» Records to use
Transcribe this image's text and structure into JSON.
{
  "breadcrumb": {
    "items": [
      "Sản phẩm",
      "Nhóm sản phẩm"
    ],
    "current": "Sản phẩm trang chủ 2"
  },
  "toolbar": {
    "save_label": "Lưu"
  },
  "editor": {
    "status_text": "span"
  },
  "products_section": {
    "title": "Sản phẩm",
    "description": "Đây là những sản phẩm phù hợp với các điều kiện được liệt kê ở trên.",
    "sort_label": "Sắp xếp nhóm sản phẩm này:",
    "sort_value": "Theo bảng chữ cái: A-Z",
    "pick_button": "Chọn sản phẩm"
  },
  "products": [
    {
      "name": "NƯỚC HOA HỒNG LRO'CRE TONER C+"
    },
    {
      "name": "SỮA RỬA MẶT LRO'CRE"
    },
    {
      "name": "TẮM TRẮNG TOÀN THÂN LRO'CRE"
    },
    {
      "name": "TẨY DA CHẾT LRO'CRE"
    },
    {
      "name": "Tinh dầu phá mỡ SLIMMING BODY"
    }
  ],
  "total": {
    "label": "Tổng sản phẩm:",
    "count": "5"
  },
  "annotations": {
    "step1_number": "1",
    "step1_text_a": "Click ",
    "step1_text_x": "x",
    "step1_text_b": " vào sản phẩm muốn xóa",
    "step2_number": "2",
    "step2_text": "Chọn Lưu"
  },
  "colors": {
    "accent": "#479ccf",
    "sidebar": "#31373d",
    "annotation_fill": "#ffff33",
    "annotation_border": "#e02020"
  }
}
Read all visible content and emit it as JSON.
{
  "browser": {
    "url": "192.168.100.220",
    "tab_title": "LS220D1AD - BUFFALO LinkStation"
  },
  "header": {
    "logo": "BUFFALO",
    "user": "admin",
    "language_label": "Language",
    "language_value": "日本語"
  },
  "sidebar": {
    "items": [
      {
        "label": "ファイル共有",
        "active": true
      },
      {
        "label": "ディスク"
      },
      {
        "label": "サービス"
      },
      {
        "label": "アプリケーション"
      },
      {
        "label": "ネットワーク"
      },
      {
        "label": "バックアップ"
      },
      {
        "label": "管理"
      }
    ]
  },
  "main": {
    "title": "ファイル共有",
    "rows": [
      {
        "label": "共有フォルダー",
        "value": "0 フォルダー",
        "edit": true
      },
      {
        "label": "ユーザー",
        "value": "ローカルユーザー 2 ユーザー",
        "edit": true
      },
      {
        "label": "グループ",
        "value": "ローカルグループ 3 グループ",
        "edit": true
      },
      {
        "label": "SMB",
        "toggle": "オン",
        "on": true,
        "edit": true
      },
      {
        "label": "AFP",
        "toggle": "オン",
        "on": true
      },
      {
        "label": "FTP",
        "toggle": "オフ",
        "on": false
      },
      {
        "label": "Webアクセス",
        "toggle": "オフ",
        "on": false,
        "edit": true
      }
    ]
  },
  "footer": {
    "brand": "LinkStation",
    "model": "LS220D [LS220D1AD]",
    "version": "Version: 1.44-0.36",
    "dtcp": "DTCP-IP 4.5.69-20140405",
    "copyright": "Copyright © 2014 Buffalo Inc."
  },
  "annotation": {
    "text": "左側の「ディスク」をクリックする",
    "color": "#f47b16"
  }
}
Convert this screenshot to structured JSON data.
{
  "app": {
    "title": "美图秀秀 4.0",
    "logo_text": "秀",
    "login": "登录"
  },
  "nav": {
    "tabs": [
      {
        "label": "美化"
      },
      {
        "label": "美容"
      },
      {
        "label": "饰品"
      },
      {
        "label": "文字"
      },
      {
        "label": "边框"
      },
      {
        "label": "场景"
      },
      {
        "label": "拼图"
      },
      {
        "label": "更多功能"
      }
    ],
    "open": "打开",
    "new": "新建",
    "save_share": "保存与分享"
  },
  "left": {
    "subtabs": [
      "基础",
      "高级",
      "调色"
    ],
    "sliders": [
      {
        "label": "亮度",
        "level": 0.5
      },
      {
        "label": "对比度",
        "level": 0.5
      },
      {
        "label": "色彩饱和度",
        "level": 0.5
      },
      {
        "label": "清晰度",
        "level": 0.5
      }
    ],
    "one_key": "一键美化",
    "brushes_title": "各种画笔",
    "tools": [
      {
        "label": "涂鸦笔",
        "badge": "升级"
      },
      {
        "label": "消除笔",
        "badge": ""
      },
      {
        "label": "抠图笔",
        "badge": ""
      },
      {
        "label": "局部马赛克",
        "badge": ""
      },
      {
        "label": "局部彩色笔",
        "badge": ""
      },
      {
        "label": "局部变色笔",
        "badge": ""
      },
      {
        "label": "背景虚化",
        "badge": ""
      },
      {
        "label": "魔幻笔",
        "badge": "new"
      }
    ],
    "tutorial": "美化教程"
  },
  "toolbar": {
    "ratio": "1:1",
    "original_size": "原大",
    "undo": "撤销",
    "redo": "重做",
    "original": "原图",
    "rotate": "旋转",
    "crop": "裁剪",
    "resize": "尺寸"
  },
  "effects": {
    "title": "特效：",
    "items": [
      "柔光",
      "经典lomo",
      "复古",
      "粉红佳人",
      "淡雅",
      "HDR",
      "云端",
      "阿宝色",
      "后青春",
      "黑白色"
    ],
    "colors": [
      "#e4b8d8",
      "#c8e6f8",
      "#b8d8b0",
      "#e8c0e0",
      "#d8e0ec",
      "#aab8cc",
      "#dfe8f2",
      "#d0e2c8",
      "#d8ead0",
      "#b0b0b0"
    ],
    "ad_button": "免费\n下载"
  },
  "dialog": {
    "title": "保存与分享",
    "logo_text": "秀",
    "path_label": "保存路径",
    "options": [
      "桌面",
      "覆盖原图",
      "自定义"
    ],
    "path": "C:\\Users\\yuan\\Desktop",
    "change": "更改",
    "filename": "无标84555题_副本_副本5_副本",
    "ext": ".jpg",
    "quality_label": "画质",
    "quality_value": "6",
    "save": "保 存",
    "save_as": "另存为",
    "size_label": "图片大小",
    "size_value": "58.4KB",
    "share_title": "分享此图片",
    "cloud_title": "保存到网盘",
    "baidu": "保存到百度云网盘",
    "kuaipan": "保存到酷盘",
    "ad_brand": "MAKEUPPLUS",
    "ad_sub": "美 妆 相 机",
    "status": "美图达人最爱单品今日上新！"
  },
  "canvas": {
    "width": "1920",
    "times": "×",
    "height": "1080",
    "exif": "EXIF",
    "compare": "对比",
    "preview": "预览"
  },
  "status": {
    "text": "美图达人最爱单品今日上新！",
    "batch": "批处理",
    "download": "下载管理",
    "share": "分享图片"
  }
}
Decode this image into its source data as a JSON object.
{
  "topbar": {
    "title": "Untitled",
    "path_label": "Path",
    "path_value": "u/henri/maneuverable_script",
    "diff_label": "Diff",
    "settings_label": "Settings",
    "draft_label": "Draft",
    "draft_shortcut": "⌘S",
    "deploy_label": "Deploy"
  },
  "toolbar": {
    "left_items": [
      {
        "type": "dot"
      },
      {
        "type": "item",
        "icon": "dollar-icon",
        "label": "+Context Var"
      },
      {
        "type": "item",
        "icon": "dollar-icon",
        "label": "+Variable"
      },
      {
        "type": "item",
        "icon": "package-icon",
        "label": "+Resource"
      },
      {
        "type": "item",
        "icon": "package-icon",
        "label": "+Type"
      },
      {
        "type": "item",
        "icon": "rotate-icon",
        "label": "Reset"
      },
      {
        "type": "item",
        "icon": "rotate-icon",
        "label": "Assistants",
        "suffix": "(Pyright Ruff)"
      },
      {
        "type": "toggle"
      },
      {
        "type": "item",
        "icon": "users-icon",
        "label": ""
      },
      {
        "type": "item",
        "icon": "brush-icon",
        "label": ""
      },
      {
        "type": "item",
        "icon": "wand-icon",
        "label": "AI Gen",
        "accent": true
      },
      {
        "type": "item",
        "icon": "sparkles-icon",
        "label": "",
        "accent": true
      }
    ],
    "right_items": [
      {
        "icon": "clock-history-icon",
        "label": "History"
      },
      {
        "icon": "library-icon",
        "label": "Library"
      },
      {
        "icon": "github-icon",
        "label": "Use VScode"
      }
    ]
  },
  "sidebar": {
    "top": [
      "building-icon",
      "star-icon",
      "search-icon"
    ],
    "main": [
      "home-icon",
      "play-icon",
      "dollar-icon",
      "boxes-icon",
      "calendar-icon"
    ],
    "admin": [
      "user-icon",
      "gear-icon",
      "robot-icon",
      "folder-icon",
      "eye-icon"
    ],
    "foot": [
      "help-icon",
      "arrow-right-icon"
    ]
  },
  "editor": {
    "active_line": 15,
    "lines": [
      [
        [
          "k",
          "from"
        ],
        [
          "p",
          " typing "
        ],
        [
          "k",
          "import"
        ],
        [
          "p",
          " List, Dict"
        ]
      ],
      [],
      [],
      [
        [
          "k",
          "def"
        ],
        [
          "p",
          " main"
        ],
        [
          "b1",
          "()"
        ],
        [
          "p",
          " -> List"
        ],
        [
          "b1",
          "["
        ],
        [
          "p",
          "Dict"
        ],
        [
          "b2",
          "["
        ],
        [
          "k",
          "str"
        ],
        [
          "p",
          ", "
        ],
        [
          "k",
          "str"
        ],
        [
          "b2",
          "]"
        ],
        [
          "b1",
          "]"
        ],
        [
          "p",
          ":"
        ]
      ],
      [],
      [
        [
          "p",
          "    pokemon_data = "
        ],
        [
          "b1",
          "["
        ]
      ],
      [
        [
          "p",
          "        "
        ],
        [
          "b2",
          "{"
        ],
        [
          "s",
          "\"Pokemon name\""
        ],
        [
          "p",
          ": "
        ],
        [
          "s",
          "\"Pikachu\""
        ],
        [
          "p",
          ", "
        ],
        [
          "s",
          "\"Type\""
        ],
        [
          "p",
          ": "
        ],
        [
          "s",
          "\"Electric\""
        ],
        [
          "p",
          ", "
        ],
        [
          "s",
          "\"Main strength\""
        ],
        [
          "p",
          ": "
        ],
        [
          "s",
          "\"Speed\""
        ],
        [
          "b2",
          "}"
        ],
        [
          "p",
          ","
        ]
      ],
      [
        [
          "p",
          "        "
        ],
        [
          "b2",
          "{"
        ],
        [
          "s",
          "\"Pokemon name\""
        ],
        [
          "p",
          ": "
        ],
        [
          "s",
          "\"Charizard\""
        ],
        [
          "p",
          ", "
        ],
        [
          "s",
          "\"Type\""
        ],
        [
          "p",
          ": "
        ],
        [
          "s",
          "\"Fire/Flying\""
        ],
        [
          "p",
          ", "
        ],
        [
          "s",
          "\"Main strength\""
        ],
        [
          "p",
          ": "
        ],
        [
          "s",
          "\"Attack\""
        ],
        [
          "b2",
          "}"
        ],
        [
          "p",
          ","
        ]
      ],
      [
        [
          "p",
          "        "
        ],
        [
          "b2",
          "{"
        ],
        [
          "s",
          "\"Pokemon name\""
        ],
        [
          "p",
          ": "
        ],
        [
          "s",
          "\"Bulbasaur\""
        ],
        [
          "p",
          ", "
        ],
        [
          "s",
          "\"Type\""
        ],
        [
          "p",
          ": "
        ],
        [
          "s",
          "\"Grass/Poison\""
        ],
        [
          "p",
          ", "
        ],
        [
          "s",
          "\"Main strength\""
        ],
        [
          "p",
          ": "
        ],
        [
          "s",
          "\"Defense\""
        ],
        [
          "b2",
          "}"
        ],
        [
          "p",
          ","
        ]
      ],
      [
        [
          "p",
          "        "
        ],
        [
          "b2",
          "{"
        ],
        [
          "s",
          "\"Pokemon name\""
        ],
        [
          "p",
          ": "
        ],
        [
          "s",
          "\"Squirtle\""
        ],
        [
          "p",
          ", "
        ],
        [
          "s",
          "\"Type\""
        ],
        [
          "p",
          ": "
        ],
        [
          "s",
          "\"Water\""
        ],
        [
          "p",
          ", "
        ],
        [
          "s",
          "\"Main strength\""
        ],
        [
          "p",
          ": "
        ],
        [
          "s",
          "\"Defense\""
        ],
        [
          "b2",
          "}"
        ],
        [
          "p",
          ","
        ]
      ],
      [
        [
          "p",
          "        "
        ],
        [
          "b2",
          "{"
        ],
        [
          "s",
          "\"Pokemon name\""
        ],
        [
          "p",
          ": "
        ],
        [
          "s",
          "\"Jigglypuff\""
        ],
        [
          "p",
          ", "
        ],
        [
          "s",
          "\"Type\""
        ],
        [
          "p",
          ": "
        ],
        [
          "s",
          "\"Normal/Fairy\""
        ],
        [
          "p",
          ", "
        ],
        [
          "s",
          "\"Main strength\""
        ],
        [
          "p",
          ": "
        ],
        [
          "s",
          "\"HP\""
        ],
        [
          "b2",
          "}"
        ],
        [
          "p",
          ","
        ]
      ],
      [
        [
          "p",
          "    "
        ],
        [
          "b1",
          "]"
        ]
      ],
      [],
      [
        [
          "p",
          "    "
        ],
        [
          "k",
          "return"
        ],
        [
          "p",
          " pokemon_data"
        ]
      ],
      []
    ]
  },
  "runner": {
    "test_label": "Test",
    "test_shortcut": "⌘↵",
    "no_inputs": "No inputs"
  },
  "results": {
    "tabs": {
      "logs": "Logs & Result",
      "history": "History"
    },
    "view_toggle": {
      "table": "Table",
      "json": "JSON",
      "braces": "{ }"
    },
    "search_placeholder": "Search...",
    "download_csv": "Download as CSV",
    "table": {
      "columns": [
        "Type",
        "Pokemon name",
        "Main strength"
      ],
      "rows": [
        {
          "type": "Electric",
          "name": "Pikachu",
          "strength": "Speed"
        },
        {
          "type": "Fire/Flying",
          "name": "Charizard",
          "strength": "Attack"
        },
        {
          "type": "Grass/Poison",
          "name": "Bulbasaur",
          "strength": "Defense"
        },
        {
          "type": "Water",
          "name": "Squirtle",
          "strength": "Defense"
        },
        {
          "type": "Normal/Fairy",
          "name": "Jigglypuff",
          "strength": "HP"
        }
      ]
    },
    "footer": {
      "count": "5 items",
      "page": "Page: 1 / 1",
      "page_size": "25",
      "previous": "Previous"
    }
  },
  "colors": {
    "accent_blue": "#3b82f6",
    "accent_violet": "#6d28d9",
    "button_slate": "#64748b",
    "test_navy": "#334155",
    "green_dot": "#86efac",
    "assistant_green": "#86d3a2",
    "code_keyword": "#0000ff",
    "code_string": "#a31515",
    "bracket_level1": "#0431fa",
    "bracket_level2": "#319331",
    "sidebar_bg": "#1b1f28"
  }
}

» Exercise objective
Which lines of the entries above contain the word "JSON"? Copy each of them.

» Response to the task
Transcribe this image's text and structure into JSON.
Read all visible content and emit it as JSON.
Convert this screenshot to structured JSON data.
Decode this image into its source data as a JSON object.
      "json": "JSON",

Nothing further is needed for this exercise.